Over the weekend, customers of Hong Kong-based VPN service PureVPN were taken aback by an email that was seemingly sent by the company’s founder Uzair Gadit, saying that their accounts were closed “due to an incident.”
“We are no longer able to run an anonymization service due to legal issues we are facing,” it said. “We had to handover all customer’s information to the authorities unfortunately. They might contact you if they need any details about the case they are working on. The following information was handed over: your name, billing address and phone number provided during purchase and any documents we had on file (for example scan of your ID or driver’s license if you have provided these to our billing department).”
“We are also sorry we are not able to refund you, however if you wish your money back, please open a dispute on PayPal or file a chargeback with your credit card company. This is the only way we can refund you as our bank account is frozen during this investigation. We recommend you to do this as soon as possible as we can’t guarantee all customers will get their money back. We apologize once more this had to happen,” it concluded.
The company behind the service reacted immediately – they took to Twitter to reassure their customers that the email was fake, and direct them to a blog post explaining the situation.

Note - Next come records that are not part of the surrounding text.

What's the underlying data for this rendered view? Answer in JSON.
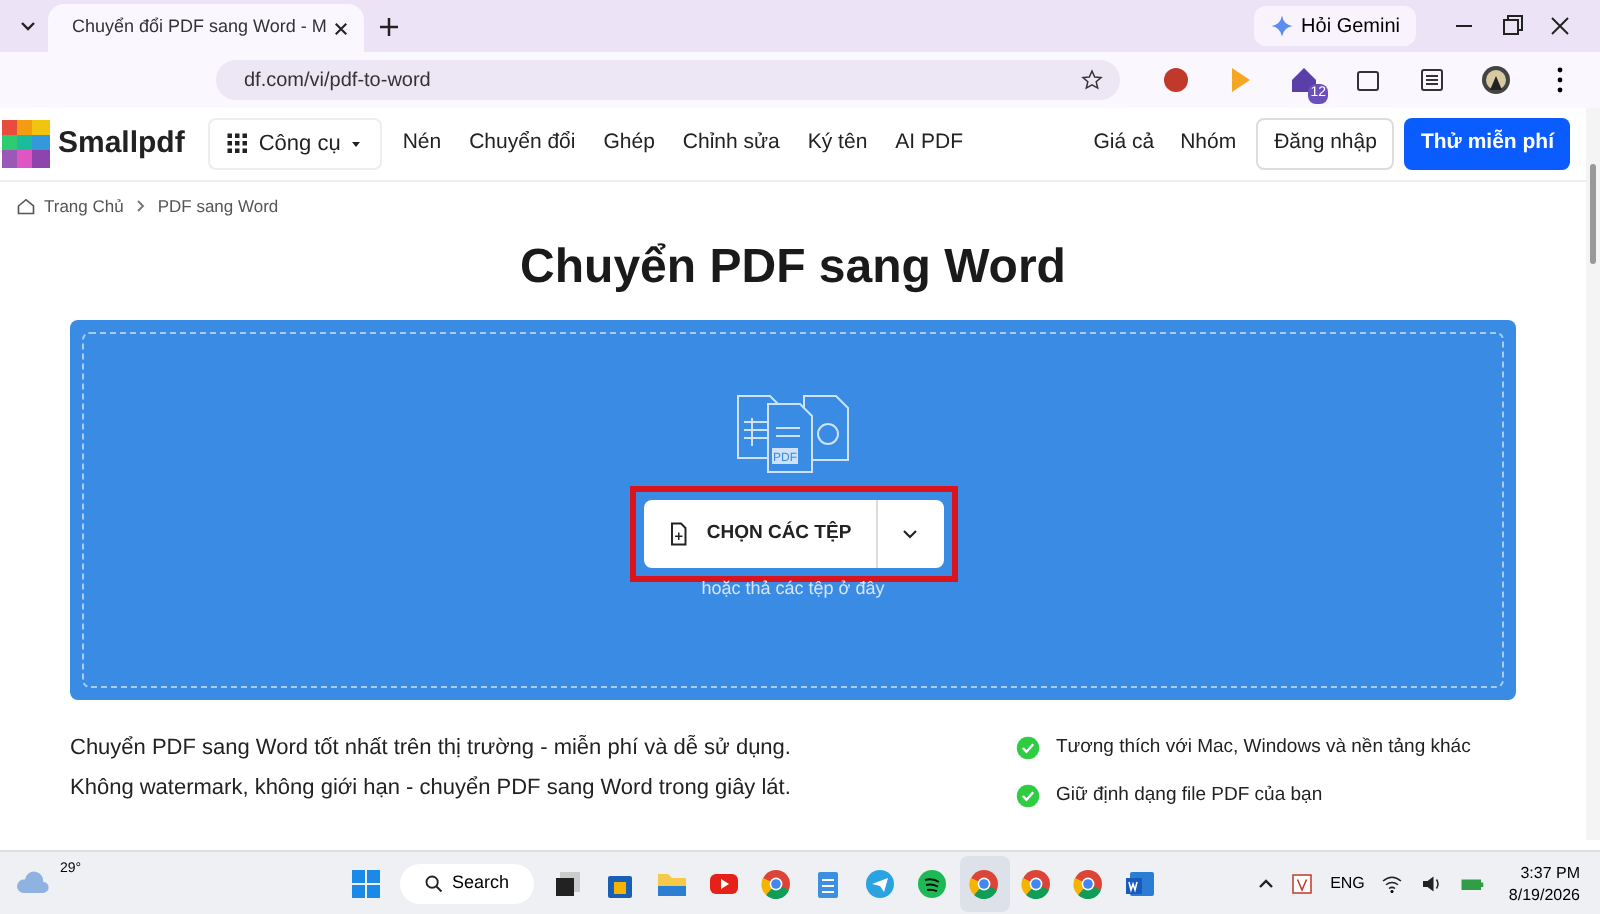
{
  "browser": {
    "tab": {
      "title": "Chuyển đổi PDF sang Word - M",
      "selected": true
    },
    "gemini": "Hỏi Gemini",
    "address": "df.com/vi/pdf-to-word",
    "extension_badge": "12"
  },
  "nav": {
    "logo": "Smallpdf",
    "tools": "Công cụ",
    "links": [
      "Nén",
      "Chuyển đổi",
      "Ghép",
      "Chỉnh sửa",
      "Ký tên",
      "AI PDF"
    ],
    "right_links": [
      "Giá cả",
      "Nhóm"
    ],
    "login": "Đăng nhập",
    "trial": "Thử miễn phí"
  },
  "breadcrumbs": [
    "Trang Chủ",
    "PDF sang Word"
  ],
  "title": "Chuyển PDF sang Word",
  "dropzone": {
    "doc_label": "PDF",
    "button": "CHỌN CÁC TỆP",
    "hint": "hoặc thả các tệp ở đây",
    "highlighted": true
  },
  "description": "Chuyển PDF sang Word tốt nhất trên thị trường - miễn phí và dễ sử dụng. Không watermark, không giới hạn - chuyển PDF sang Word trong giây lát.",
  "features": [
    "Tương thích với Mac, Windows và nền tảng khác",
    "Giữ định dạng file PDF của bạn"
  ],
  "taskbar": {
    "weather": "29°",
    "search": "Search",
    "language": "ENG",
    "time": "3:37 PM",
    "date": "8/19/2026"
  }
}
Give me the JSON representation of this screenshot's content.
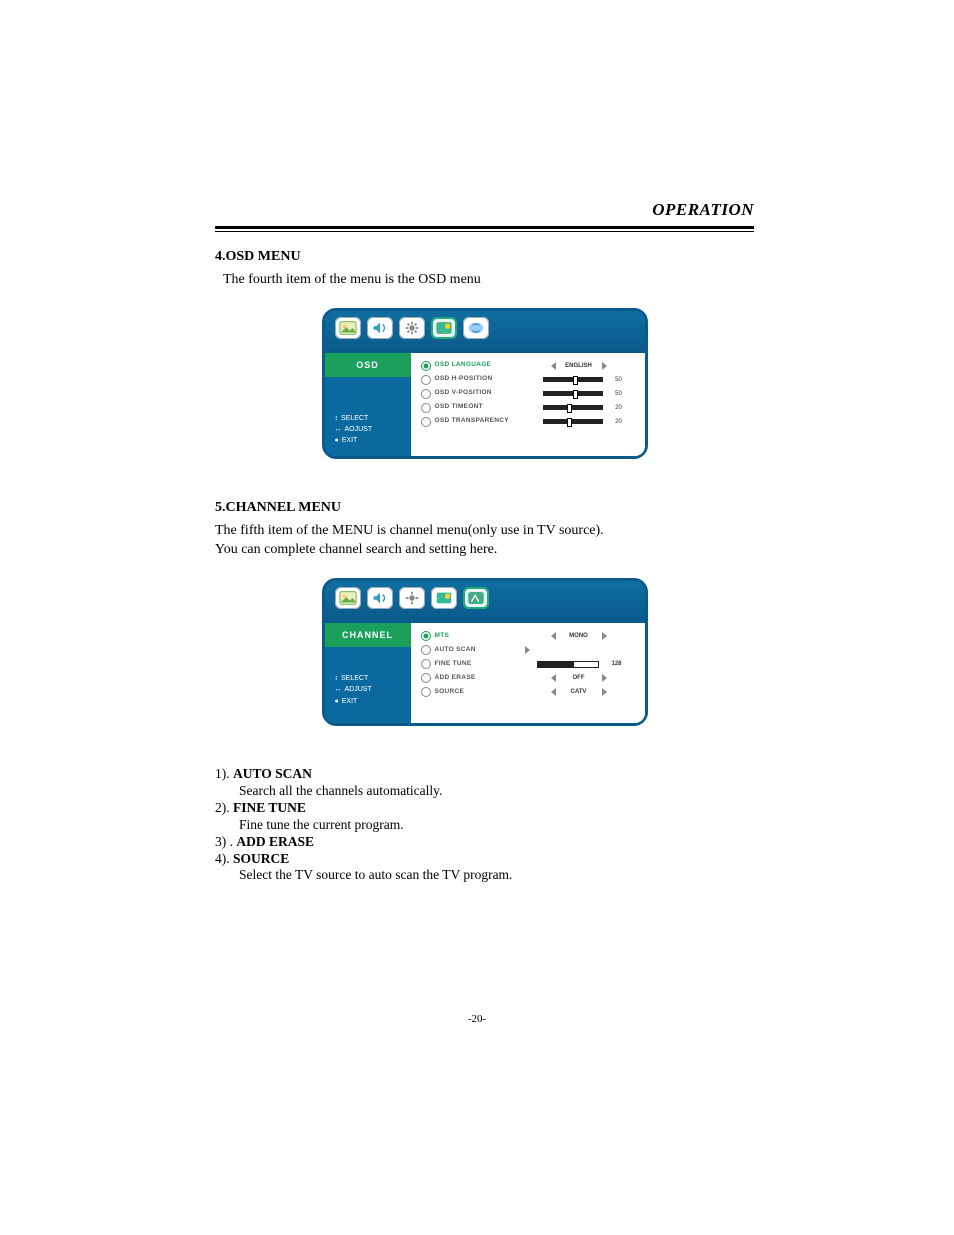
{
  "header": {
    "title": "OPERATION"
  },
  "section4": {
    "title": "4.OSD MENU",
    "desc": "The fourth item of the menu is the OSD menu",
    "panel": {
      "sideTitle": "OSD",
      "help": {
        "select": "SELECT",
        "adjust": "AOJUST",
        "exit": "EXIT"
      },
      "rows": [
        {
          "label": "OSD  LANGUAGE",
          "selected": true,
          "type": "choice",
          "value": "ENGLISH"
        },
        {
          "label": "OSD  H-POSITION",
          "selected": false,
          "type": "slider",
          "value": 50,
          "pct": 50
        },
        {
          "label": "OSD  V-POSITION",
          "selected": false,
          "type": "slider",
          "value": 50,
          "pct": 50
        },
        {
          "label": "OSD  TIMEONT",
          "selected": false,
          "type": "slider",
          "value": 20,
          "pct": 40
        },
        {
          "label": "OSD  TRANSPARENCY",
          "selected": false,
          "type": "slider",
          "value": 20,
          "pct": 40
        }
      ]
    }
  },
  "section5": {
    "title": "5.CHANNEL MENU",
    "desc1": "The fifth item of the MENU is channel menu(only use in TV source).",
    "desc2": "You can complete channel search and setting here.",
    "panel": {
      "sideTitle": "CHANNEL",
      "help": {
        "select": "SELECT",
        "adjust": "ADJUST",
        "exit": "EXIT"
      },
      "rows": [
        {
          "label": "MTS",
          "selected": true,
          "type": "choice",
          "value": "MONO"
        },
        {
          "label": "AUTO SCAN",
          "selected": false,
          "type": "go"
        },
        {
          "label": "FINE TUNE",
          "selected": false,
          "type": "progress",
          "value": 128,
          "pct": 60
        },
        {
          "label": "ADD ERASE",
          "selected": false,
          "type": "choice",
          "value": "OFF"
        },
        {
          "label": "SOURCE",
          "selected": false,
          "type": "choice",
          "value": "CATV"
        }
      ]
    },
    "explain": [
      {
        "num": "1).",
        "head": "AUTO  SCAN",
        "body": "Search all the channels automatically."
      },
      {
        "num": "2).",
        "head": "FINE TUNE",
        "body": "Fine tune the current program."
      },
      {
        "num": "3) .",
        "head": "ADD ERASE",
        "body": ""
      },
      {
        "num": "4).",
        "head": "SOURCE",
        "body": "Select the TV source to auto scan the TV program."
      }
    ]
  },
  "pageNumber": "-20-",
  "icons": [
    "picture",
    "audio",
    "settings",
    "osd",
    "channel"
  ]
}
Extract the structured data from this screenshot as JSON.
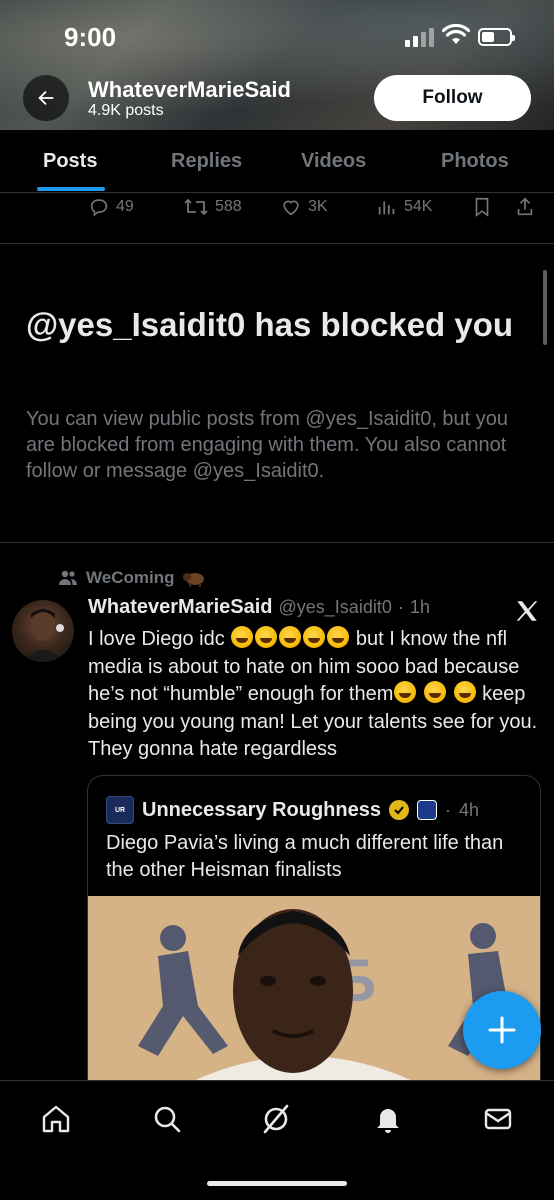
{
  "status_bar": {
    "time": "9:00"
  },
  "header": {
    "profile_name": "WhateverMarieSaid",
    "post_count": "4.9K posts",
    "follow_label": "Follow"
  },
  "tabs": [
    {
      "label": "Posts",
      "active": true
    },
    {
      "label": "Replies",
      "active": false
    },
    {
      "label": "Videos",
      "active": false
    },
    {
      "label": "Photos",
      "active": false
    }
  ],
  "prev_tweet_actions": {
    "replies": "49",
    "reposts": "588",
    "likes": "3K",
    "views": "54K"
  },
  "blocked": {
    "title": "@yes_Isaidit0 has blocked you",
    "description": "You can view public posts from @yes_Isaidit0, but you are blocked from engaging with them. You also cannot follow or message @yes_Isaidit0."
  },
  "tweet": {
    "reposted_by": "WeComing",
    "author_name": "WhateverMarieSaid",
    "author_handle": "@yes_Isaidit0",
    "timestamp": "1h",
    "text_part1": "I love Diego idc",
    "text_part2": "but I know  the nfl  media is about to hate on him sooo bad because he’s not “humble” enough for them",
    "text_part3": "keep being you young man! Let your talents see for you. They gonna hate regardless",
    "emoji_name": "rolling-on-floor-laughing-emoji"
  },
  "quote": {
    "author_name": "Unnecessary Roughness",
    "timestamp": "4h",
    "text": "Diego Pavia’s living a much different life than the other Heisman finalists"
  },
  "colors": {
    "accent": "#1d9bf0",
    "muted_text": "#71767b",
    "primary_text": "#e7e9ea",
    "background": "#000000",
    "divider": "#2f3336"
  }
}
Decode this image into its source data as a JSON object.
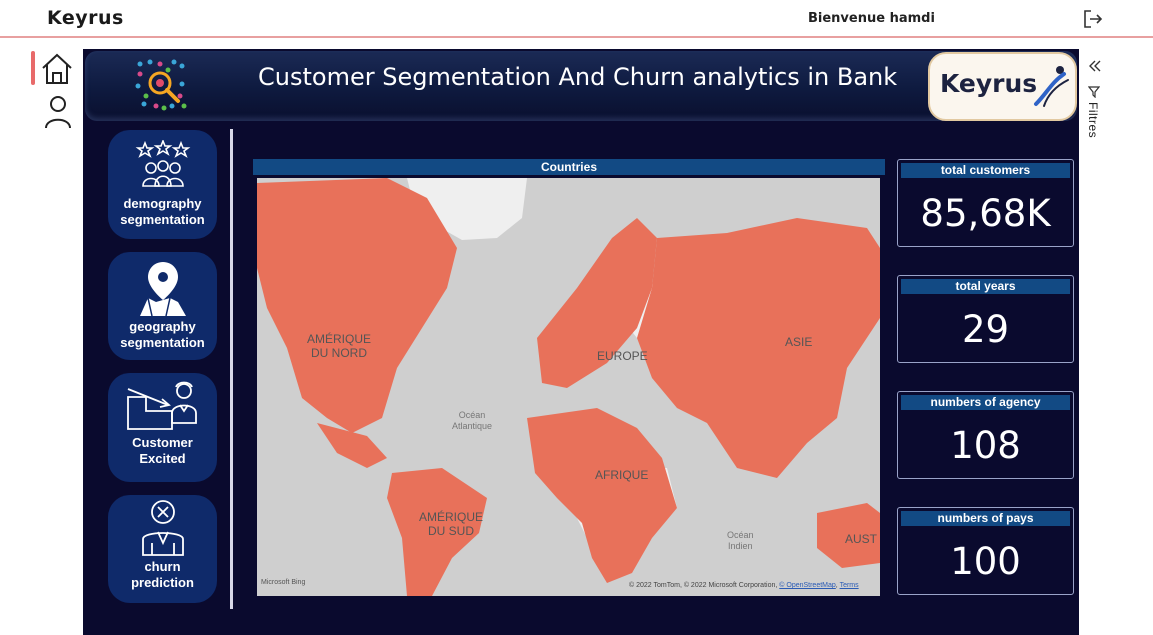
{
  "app": {
    "brand": "Keyrus",
    "welcome": "Bienvenue hamdi"
  },
  "filters": {
    "label": "Filtres"
  },
  "report": {
    "title": "Customer Segmentation And Churn analytics in Bank",
    "logo_text": "Keyrus"
  },
  "nav": [
    {
      "label_line1": "demography",
      "label_line2": "segmentation",
      "icon": "users-stars-icon"
    },
    {
      "label_line1": "geography",
      "label_line2": "segmentation",
      "icon": "map-pin-icon"
    },
    {
      "label_line1": "Customer",
      "label_line2": "Excited",
      "icon": "customer-exit-icon"
    },
    {
      "label_line1": "churn",
      "label_line2": "prediction",
      "icon": "churn-person-icon"
    }
  ],
  "map": {
    "title": "Countries",
    "labels": {
      "north_america": "AMÉRIQUE\nDU NORD",
      "south_america": "AMÉRIQUE\nDU SUD",
      "europe": "EUROPE",
      "asia": "ASIE",
      "africa": "AFRIQUE",
      "australia": "AUST"
    },
    "oceans": {
      "atlantic": "Océan\nAtlantique",
      "indian": "Océan\nIndien"
    },
    "attribution": {
      "bing": "Microsoft Bing",
      "copyright": "© 2022 TomTom, © 2022 Microsoft Corporation,",
      "osm_link": "© OpenStreetMap",
      "terms_link": "Terms"
    },
    "colors": {
      "highlight": "#e8715a",
      "land": "#efefef",
      "water": "#cfcfcf"
    }
  },
  "kpis": [
    {
      "title": "total customers",
      "value": "85,68K"
    },
    {
      "title": "total years",
      "value": "29"
    },
    {
      "title": "numbers of agency",
      "value": "108"
    },
    {
      "title": "numbers of pays",
      "value": "100"
    }
  ]
}
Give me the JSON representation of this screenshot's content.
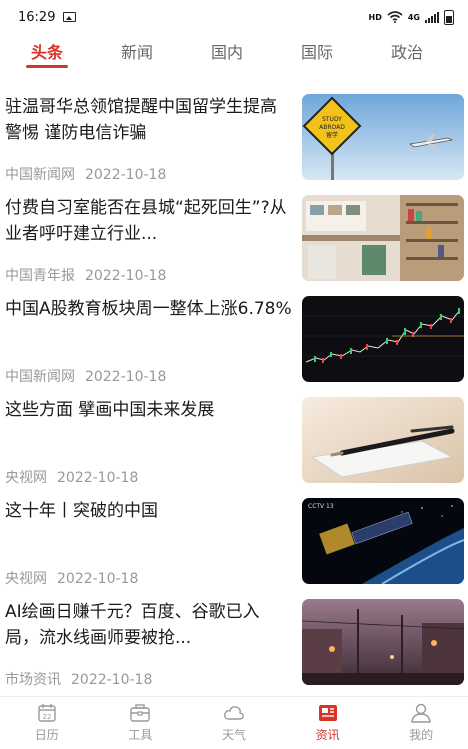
{
  "status": {
    "time": "16:29",
    "hd": "HD",
    "network": "4G"
  },
  "tabs": [
    {
      "label": "头条",
      "active": true
    },
    {
      "label": "新闻",
      "active": false
    },
    {
      "label": "国内",
      "active": false
    },
    {
      "label": "国际",
      "active": false
    },
    {
      "label": "政治",
      "active": false
    }
  ],
  "news": [
    {
      "title": "驻温哥华总领馆提醒中国留学生提高警惕 谨防电信诈骗",
      "source": "中国新闻网",
      "date": "2022-10-18",
      "sign_line1": "STUDY",
      "sign_line2": "ABROAD",
      "sign_line3": "留学"
    },
    {
      "title": "付费自习室能否在县城“起死回生”?从业者呼吁建立行业...",
      "source": "中国青年报",
      "date": "2022-10-18"
    },
    {
      "title": "中国A股教育板块周一整体上涨6.78%",
      "source": "中国新闻网",
      "date": "2022-10-18"
    },
    {
      "title": "这些方面 擘画中国未来发展",
      "source": "央视网",
      "date": "2022-10-18"
    },
    {
      "title": "这十年丨突破的中国",
      "source": "央视网",
      "date": "2022-10-18",
      "logo": "CCTV 13"
    },
    {
      "title": "AI绘画日赚千元？百度、谷歌已入局，流水线画师要被抢...",
      "source": "市场资讯",
      "date": "2022-10-18"
    }
  ],
  "bottom_nav": [
    {
      "label": "日历",
      "icon": "calendar-icon",
      "active": false
    },
    {
      "label": "工具",
      "icon": "toolbox-icon",
      "active": false
    },
    {
      "label": "天气",
      "icon": "cloud-icon",
      "active": false
    },
    {
      "label": "资讯",
      "icon": "news-icon",
      "active": true
    },
    {
      "label": "我的",
      "icon": "user-icon",
      "active": false
    }
  ],
  "colors": {
    "accent": "#d8342a",
    "muted": "#999999"
  }
}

“We are NOT closing down nor do we have outstanding legal issues of any sort. We have neither been contacted by any authorities nor do we store our user’s personal data to share with anyone,” they assured initially. “Our VPN service is working 100% OK. You may continue using our VPN service which is secure to the highest possible levels of encryption. While we are investigating the issue, we’ve temporarily disabled everyone from logging into the billing portal / client area.”
In a second, later update they explained that users’ credit card and / or PayPal and billing information was not compromised, as they do not store it in their on-site databases. They also made sure to note that service troubleshoot logs (connection attempts, users IPs) and VPN service usage logs are also safe for the same reason.
“We are able to confirm that the breach is limited to a subset of registered users Email IDs and names,” they said, and added that preliminary reports suggest that the breach was executed by taking advantage of a recently patched zero day SQL injection vulnerability in WHMcs, the third party CRM they use on their website.
“The vulnerability allows an attacker, who has valid login to the installed product, to craft a SQL Injection Attack via a specific URL query parameter against any product page that updates database information,” it is explained.
“Clearly, we are getting more and more popular crossing new heights too fast for some to worry and such attacks are not unexpected with popular services these days,” the company added, and promised new information as it becomes available.